I’m no real fan of Bluegrass but the gentle Anytime which opens the record was a very pleasant surprise indeed; with some sweet picking from the Good Road Band and a singer who sounds like he’s been around the block a time or two (if only I had known!).
This is followed by an Oates original, the title track Arkansas with it’s edgy mandolin as lead instrument. Hmm, hmm, hmm….. this is as cool a slice of Southern Roots as I’ve heard in quite a few years.
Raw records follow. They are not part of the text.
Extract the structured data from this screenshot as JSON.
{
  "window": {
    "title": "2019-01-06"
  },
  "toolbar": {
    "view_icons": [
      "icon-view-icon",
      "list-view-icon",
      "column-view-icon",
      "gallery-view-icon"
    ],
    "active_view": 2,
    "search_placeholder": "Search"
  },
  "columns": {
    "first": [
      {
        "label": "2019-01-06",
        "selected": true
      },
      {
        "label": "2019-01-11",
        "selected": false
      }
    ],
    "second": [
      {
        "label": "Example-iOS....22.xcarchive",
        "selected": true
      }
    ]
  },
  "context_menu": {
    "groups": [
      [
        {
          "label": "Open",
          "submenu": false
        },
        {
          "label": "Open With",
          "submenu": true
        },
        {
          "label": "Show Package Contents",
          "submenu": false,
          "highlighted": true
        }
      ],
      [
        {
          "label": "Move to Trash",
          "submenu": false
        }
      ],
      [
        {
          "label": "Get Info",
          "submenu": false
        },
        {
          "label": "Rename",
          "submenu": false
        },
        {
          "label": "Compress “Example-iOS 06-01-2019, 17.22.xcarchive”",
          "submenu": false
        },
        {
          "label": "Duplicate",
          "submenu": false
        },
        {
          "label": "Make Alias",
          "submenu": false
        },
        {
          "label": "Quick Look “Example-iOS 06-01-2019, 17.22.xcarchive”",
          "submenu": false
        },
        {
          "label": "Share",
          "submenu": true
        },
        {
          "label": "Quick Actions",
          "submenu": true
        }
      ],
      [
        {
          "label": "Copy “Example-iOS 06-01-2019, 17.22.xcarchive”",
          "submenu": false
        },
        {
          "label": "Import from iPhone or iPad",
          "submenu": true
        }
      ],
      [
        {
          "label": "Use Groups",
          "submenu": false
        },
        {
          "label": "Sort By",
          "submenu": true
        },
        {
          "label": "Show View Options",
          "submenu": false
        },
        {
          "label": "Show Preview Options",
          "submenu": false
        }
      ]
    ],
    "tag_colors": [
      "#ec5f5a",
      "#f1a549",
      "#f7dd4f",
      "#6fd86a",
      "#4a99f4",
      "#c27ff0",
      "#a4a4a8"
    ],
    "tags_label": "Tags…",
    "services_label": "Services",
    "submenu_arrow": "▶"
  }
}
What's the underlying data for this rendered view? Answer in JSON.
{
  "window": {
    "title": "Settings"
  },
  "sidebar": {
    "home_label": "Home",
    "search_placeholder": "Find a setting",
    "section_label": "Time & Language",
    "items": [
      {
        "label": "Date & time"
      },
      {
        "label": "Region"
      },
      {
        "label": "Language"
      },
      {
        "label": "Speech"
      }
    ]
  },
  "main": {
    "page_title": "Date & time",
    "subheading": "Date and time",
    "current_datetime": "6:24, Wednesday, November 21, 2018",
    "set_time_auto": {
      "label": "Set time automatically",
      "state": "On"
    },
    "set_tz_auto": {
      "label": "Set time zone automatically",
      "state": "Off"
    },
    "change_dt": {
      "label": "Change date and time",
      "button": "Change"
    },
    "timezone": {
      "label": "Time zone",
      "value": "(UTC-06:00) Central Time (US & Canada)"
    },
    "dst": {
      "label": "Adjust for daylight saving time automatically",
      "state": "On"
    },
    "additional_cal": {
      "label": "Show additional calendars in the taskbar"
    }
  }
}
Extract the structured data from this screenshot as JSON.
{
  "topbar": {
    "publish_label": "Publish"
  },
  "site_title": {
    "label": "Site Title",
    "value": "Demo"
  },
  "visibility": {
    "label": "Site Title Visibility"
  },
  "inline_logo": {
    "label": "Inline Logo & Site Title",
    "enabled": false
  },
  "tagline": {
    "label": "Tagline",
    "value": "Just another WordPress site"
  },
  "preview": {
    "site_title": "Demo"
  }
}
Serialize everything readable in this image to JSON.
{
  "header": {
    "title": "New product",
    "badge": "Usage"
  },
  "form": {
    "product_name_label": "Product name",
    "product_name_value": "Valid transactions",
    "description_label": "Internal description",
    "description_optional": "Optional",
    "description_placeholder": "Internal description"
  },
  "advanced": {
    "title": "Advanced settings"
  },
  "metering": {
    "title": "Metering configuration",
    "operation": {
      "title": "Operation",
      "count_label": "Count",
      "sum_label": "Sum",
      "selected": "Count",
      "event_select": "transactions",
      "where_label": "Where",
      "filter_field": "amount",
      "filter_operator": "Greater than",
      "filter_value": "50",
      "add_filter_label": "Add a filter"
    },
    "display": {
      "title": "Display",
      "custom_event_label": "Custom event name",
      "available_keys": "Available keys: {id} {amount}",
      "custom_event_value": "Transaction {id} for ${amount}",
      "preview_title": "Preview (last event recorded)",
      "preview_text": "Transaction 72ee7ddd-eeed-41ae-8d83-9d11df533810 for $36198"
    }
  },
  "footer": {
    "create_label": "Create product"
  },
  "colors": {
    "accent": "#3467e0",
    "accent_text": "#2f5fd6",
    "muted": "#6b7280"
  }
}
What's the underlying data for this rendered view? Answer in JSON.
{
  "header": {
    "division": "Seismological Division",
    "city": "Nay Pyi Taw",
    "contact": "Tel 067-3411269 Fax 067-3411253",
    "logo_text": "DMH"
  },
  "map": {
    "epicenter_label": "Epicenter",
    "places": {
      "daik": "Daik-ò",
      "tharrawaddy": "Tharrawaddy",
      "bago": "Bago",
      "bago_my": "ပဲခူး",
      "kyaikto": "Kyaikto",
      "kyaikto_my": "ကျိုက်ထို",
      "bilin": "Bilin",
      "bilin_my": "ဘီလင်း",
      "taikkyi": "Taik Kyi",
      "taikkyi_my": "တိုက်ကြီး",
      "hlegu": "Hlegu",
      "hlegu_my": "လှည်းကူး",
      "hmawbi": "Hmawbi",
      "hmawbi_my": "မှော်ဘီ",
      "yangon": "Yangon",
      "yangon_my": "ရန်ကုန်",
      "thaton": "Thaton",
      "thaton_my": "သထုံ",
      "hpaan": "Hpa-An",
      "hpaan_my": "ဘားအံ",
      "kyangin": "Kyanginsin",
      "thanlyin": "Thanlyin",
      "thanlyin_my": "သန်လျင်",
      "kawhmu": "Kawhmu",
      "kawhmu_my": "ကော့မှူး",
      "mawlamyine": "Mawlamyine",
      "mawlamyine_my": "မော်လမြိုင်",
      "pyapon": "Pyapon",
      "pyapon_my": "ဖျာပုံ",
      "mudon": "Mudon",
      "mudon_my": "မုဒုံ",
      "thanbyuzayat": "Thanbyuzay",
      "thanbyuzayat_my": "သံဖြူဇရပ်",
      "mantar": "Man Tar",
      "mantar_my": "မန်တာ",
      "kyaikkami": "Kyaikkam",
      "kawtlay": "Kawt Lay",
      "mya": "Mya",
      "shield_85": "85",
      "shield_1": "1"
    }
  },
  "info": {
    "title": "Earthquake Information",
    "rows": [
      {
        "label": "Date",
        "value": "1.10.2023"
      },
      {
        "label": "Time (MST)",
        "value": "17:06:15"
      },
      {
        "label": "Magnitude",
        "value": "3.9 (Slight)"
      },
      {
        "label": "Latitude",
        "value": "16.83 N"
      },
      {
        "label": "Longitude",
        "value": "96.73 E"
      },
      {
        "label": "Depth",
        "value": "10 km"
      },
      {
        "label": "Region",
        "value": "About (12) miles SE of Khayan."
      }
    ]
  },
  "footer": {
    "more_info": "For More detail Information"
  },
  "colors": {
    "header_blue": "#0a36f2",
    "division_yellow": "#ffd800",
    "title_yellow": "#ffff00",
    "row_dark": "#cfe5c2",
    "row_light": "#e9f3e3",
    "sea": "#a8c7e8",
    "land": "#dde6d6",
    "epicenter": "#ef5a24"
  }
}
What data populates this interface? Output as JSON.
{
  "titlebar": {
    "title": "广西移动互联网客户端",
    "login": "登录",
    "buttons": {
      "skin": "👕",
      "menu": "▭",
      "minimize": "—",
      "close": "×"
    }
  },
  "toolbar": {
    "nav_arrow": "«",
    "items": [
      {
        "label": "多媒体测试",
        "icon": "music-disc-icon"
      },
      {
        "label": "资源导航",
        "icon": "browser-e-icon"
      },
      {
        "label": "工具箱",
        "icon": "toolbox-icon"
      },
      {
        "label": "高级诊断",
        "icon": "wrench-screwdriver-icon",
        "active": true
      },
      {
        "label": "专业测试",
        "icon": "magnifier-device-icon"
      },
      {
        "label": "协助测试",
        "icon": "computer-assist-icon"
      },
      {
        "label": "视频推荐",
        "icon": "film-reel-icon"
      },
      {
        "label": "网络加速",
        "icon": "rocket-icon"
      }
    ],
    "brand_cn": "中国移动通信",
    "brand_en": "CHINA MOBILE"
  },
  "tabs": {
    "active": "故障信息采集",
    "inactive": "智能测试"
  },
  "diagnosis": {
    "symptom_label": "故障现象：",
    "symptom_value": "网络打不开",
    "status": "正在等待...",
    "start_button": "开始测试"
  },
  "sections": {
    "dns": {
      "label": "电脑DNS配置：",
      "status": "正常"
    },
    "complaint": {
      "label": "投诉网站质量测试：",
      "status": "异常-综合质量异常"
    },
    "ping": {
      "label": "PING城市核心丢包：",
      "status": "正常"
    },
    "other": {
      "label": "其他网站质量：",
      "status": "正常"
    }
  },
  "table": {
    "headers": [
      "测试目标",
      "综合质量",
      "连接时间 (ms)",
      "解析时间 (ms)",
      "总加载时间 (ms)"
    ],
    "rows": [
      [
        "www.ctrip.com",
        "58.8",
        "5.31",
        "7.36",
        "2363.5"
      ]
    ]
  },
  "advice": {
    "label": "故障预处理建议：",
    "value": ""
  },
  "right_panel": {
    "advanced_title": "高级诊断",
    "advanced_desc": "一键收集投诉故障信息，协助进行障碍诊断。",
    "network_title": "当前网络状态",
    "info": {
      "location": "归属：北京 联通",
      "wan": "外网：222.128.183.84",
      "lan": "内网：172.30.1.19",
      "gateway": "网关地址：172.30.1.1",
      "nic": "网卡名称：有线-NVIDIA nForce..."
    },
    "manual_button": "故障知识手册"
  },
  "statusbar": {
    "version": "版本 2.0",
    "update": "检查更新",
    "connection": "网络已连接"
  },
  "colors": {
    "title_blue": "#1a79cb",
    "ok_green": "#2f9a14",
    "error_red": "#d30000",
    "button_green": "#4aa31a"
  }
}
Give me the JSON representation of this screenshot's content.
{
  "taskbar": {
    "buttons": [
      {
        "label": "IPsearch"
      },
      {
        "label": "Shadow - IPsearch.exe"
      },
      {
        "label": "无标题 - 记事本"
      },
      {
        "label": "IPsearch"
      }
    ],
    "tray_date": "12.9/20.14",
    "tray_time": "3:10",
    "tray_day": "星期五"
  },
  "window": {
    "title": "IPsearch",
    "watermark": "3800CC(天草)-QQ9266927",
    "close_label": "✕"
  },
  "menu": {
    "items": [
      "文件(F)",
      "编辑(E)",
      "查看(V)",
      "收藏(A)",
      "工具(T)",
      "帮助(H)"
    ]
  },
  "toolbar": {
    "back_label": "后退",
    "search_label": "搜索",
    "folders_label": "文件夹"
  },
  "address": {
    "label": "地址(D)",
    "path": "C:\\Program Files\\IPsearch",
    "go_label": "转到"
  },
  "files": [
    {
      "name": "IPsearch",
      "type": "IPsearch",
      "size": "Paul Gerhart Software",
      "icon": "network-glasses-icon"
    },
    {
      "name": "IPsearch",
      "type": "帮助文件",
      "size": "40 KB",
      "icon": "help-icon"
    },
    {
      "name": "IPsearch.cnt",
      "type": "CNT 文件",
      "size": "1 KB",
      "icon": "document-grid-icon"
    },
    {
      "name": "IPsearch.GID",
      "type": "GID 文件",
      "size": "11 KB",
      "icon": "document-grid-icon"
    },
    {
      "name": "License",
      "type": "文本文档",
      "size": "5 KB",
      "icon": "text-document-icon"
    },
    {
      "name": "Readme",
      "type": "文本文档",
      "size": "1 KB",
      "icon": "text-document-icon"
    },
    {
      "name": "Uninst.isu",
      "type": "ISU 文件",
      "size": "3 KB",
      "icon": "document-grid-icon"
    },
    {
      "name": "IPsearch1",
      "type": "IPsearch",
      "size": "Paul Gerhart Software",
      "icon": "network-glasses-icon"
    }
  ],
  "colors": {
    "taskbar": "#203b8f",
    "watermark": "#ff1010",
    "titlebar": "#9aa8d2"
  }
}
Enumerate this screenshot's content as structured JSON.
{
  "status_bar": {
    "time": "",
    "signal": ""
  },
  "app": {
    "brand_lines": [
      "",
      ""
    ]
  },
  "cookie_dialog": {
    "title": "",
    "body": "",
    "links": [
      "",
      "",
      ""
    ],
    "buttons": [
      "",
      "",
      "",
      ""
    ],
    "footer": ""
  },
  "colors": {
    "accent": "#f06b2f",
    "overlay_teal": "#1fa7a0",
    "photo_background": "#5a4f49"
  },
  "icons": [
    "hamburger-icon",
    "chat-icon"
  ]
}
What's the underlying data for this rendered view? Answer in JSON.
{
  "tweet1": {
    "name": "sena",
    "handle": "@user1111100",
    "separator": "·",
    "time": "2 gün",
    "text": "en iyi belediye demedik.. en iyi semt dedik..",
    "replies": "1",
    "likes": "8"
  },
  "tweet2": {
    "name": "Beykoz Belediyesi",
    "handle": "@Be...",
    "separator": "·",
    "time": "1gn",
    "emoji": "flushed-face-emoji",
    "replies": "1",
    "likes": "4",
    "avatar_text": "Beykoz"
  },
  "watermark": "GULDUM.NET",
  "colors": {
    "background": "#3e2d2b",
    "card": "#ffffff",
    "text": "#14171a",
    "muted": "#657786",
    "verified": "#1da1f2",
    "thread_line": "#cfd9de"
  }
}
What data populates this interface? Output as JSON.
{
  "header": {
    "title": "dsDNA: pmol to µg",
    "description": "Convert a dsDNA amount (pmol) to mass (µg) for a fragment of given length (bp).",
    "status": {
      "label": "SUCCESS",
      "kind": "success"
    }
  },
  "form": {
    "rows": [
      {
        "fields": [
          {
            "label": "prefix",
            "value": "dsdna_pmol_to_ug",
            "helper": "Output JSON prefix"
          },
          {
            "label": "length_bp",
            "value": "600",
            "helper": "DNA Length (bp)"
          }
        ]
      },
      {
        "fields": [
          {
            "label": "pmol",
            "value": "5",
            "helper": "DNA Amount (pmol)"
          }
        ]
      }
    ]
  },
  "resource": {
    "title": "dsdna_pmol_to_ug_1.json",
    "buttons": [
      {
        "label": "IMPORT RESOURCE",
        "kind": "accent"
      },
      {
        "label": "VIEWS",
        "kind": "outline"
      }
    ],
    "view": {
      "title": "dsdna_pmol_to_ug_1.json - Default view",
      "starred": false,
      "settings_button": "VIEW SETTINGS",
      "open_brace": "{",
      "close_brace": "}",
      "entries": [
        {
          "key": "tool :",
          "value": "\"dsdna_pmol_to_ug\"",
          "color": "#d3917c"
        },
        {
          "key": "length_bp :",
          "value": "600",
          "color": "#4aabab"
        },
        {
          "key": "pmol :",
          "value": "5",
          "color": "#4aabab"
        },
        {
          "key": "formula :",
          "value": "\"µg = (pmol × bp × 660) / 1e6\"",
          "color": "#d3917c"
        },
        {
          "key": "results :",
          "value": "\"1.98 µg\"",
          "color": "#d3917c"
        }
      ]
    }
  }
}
Gorgeous harmonies and a band that must be steeped in the traditions of The Band, coupled to that ‘road-worn’ voice again; and the scene was set for a lovely day out in the Northern hills.
John Oates claims ‘this is the album that he has always wanted to make’ and that may be true; especially the way he has arranged hoary old Folk songs like My Creole Belle, Stack O Lee and Lord Send Me; breathing new life into each and possibly introducing them to a whole new generation or at least group of music lovers.
I actually had four new albums in the car that day; and this one stayed in the stereo as it just seemed the perfect soundtrack to my car journey; especially the ornery Dig Back Deep and the other John Hurt classic Spike Driver Blues; which features some really mean finger-picking geetar.
I’ve not had much time to play my old Blues albums lately so RMHQ ‘Favourite Track’ status falls on Blind Blake’s That’ll Never Happen No More, which is a song I’ve loved for many a year but, in fairness the original isn’t really ‘easy on the ear’ is it? So John Oates Ragtime version is the overall winner on an album that has surprised and delighted me in equal measures over the last week.
Perhaps this album will finally make me reassess my feeling towards Big Time Charlie’s muscling in our little world; but then again it will get Roots Music a little byline in our national newspapers and magazines, won’t it?
Released February 2nd 2018